Supplied entries:
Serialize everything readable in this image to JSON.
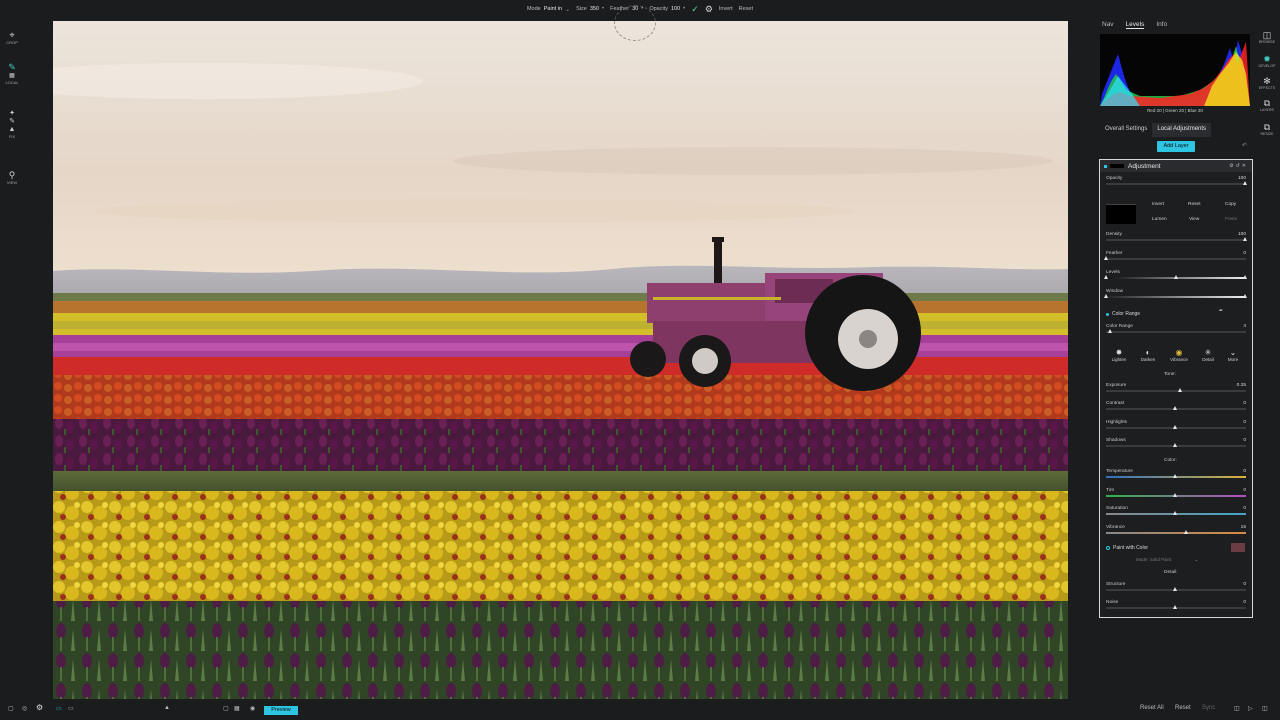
{
  "toolbar": {
    "mode_label": "Mode",
    "mode_value": "Paint in",
    "size_label": "Size",
    "size_value": "350",
    "feather_label": "Feather",
    "feather_value": "30",
    "opacity_label": "Opacity",
    "opacity_value": "100",
    "invert_label": "Invert",
    "reset_label": "Reset"
  },
  "left_tools": [
    {
      "label": "CROP",
      "icon": "crop-icon"
    },
    {
      "label": "LOCAL",
      "icon": "brush-icon"
    },
    {
      "label": "FIX",
      "icon": "stamp-icon"
    },
    {
      "label": "VIEW",
      "icon": "zoom-icon"
    }
  ],
  "right_rail": [
    {
      "label": "BROWSE",
      "icon": "browse-icon"
    },
    {
      "label": "DEVELOP",
      "icon": "develop-icon"
    },
    {
      "label": "EFFECTS",
      "icon": "effects-icon"
    },
    {
      "label": "LAYERS",
      "icon": "layers-icon"
    },
    {
      "label": "RESIZE",
      "icon": "resize-icon"
    }
  ],
  "panel": {
    "tabs": [
      "Nav",
      "Levels",
      "Info"
    ],
    "active_tab": "Levels",
    "histogram_readout": "Red 20  |  Green 20  |  Blue 20",
    "adjust_tabs": [
      "Overall Settings",
      "Local Adjustments"
    ],
    "active_adjust_tab": "Local Adjustments",
    "add_layer": "Add Layer",
    "layer": {
      "name": "Adjustment",
      "opacity_label": "Opacity",
      "opacity_value": "100",
      "buttons": {
        "invert": "Invert",
        "reset": "Reset",
        "copy": "Copy",
        "lumen": "Lumen",
        "view": "View",
        "paste": "Paste"
      },
      "density_label": "Density",
      "density_value": "100",
      "feather_label": "Feather",
      "feather_value": "0",
      "levels_label": "Levels",
      "window_label": "Window",
      "color_range_title": "Color Range",
      "color_range_label": "Color Range",
      "color_range_value": "4",
      "quick": [
        "Lighten",
        "Darken",
        "Vibrance",
        "Detail",
        "More"
      ],
      "tone_title": "Tone:",
      "exposure_label": "Exposure",
      "exposure_value": "0.35",
      "contrast_label": "Contrast",
      "contrast_value": "0",
      "highlights_label": "Highlights",
      "highlights_value": "0",
      "shadows_label": "Shadows",
      "shadows_value": "0",
      "color_title": "Color:",
      "temperature_label": "Temperature",
      "temperature_value": "0",
      "tint_label": "Tint",
      "tint_value": "0",
      "saturation_label": "Saturation",
      "saturation_value": "0",
      "vibrance_label": "Vibrance",
      "vibrance_value": "15",
      "paint_color_title": "Paint with Color",
      "paint_mode": "Mode:  Solid Paint",
      "detail_title": "Detail:",
      "structure_label": "Structure",
      "structure_value": "0",
      "noise_label": "Noise",
      "noise_value": "0"
    }
  },
  "bottom": {
    "preview": "Preview",
    "reset_all": "Reset All",
    "reset": "Reset",
    "sync": "Sync"
  },
  "colors": {
    "accent": "#2ec5e3",
    "panel_bg": "#1b1c1e"
  }
}
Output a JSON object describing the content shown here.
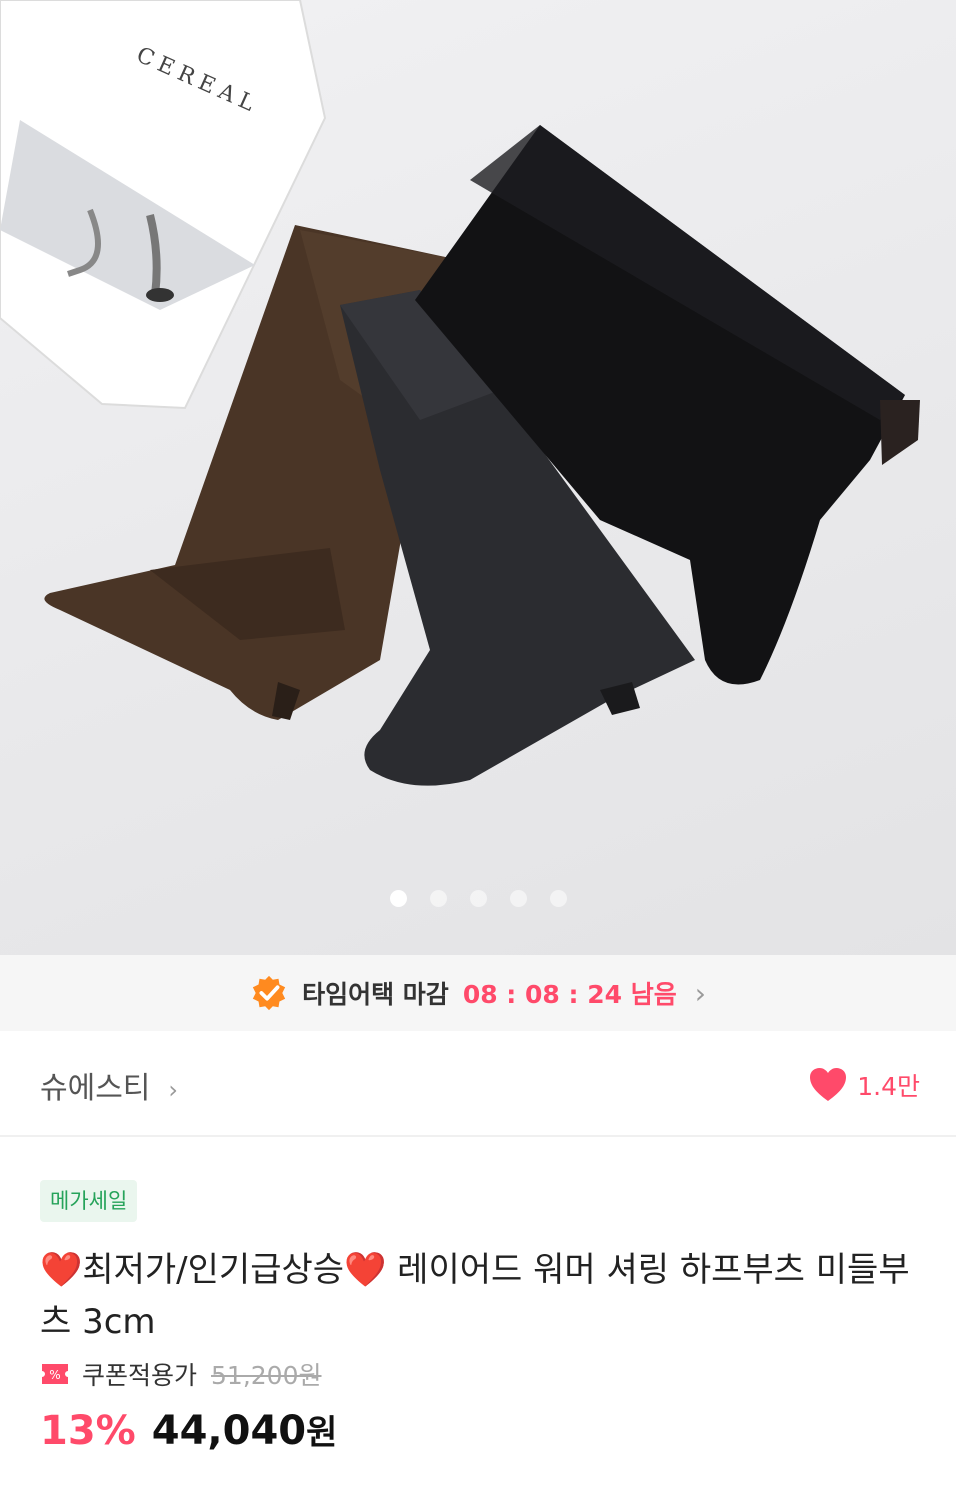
{
  "timer_bar": {
    "label": "타임어택 마감",
    "time": "08 : 08 : 24 남음",
    "chevron": "›"
  },
  "shop": {
    "name": "슈에스티",
    "arrow": "›"
  },
  "likes": {
    "count": "1.4만",
    "icon": "heart-icon",
    "color": "#ff4a6a"
  },
  "product": {
    "tag": "메가세일",
    "title": "❤️최저가/인기급상승❤️ 레이어드 워머 셔링 하프부츠 미들부츠 3cm",
    "coupon_label": "쿠폰적용가",
    "original_price": "51,200원",
    "discount": "13%",
    "price": "44,040",
    "currency": "원"
  },
  "gallery": {
    "slide_count": 5,
    "active_index": 0
  },
  "magazine": {
    "title": "CEREAL"
  },
  "colors": {
    "accent": "#ff4a6a",
    "tag_green": "#26a35a",
    "badge_orange": "#ff8a1f"
  }
}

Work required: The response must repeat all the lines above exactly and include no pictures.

Result of the exercise:
Serialize everything readable in this image to JSON.
{
  "toolbar": {
    "mode_label": "Mode",
    "mode_value": "Paint in",
    "size_label": "Size",
    "size_value": "350",
    "feather_label": "Feather",
    "feather_value": "30",
    "opacity_label": "Opacity",
    "opacity_value": "100",
    "invert_label": "Invert",
    "reset_label": "Reset"
  },
  "left_tools": [
    {
      "label": "CROP",
      "icon": "crop-icon"
    },
    {
      "label": "LOCAL",
      "icon": "brush-icon"
    },
    {
      "label": "FIX",
      "icon": "stamp-icon"
    },
    {
      "label": "VIEW",
      "icon": "zoom-icon"
    }
  ],
  "right_rail": [
    {
      "label": "BROWSE",
      "icon": "browse-icon"
    },
    {
      "label": "DEVELOP",
      "icon": "develop-icon"
    },
    {
      "label": "EFFECTS",
      "icon": "effects-icon"
    },
    {
      "label": "LAYERS",
      "icon": "layers-icon"
    },
    {
      "label": "RESIZE",
      "icon": "resize-icon"
    }
  ],
  "panel": {
    "tabs": [
      "Nav",
      "Levels",
      "Info"
    ],
    "active_tab": "Levels",
    "histogram_readout": "Red 20  |  Green 20  |  Blue 20",
    "adjust_tabs": [
      "Overall Settings",
      "Local Adjustments"
    ],
    "active_adjust_tab": "Local Adjustments",
    "add_layer": "Add Layer",
    "layer": {
      "name": "Adjustment",
      "opacity_label": "Opacity",
      "opacity_value": "100",
      "buttons": {
        "invert": "Invert",
        "reset": "Reset",
        "copy": "Copy",
        "lumen": "Lumen",
        "view": "View",
        "paste": "Paste"
      },
      "density_label": "Density",
      "density_value": "100",
      "feather_label": "Feather",
      "feather_value": "0",
      "levels_label": "Levels",
      "window_label": "Window",
      "color_range_title": "Color Range",
      "color_range_label": "Color Range",
      "color_range_value": "4",
      "quick": [
        "Lighten",
        "Darken",
        "Vibrance",
        "Detail",
        "More"
      ],
      "tone_title": "Tone:",
      "exposure_label": "Exposure",
      "exposure_value": "0.35",
      "contrast_label": "Contrast",
      "contrast_value": "0",
      "highlights_label": "Highlights",
      "highlights_value": "0",
      "shadows_label": "Shadows",
      "shadows_value": "0",
      "color_title": "Color:",
      "temperature_label": "Temperature",
      "temperature_value": "0",
      "tint_label": "Tint",
      "tint_value": "0",
      "saturation_label": "Saturation",
      "saturation_value": "0",
      "vibrance_label": "Vibrance",
      "vibrance_value": "15",
      "paint_color_title": "Paint with Color",
      "paint_mode": "Mode:  Solid Paint",
      "detail_title": "Detail:",
      "structure_label": "Structure",
      "structure_value": "0",
      "noise_label": "Noise",
      "noise_value": "0"
    }
  },
  "bottom": {
    "preview": "Preview",
    "reset_all": "Reset All",
    "reset": "Reset",
    "sync": "Sync"
  },
  "colors": {
    "accent": "#2ec5e3",
    "panel_bg": "#1b1c1e"
  }
}
Output a JSON object describing the content shown here.
{
  "timer_bar": {
    "label": "타임어택 마감",
    "time": "08 : 08 : 24 남음",
    "chevron": "›"
  },
  "shop": {
    "name": "슈에스티",
    "arrow": "›"
  },
  "likes": {
    "count": "1.4만",
    "icon": "heart-icon",
    "color": "#ff4a6a"
  },
  "product": {
    "tag": "메가세일",
    "title": "❤️최저가/인기급상승❤️ 레이어드 워머 셔링 하프부츠 미들부츠 3cm",
    "coupon_label": "쿠폰적용가",
    "original_price": "51,200원",
    "discount": "13%",
    "price": "44,040",
    "currency": "원"
  },
  "gallery": {
    "slide_count": 5,
    "active_index": 0
  },
  "magazine": {
    "title": "CEREAL"
  },
  "colors": {
    "accent": "#ff4a6a",
    "tag_green": "#26a35a",
    "badge_orange": "#ff8a1f"
  }
}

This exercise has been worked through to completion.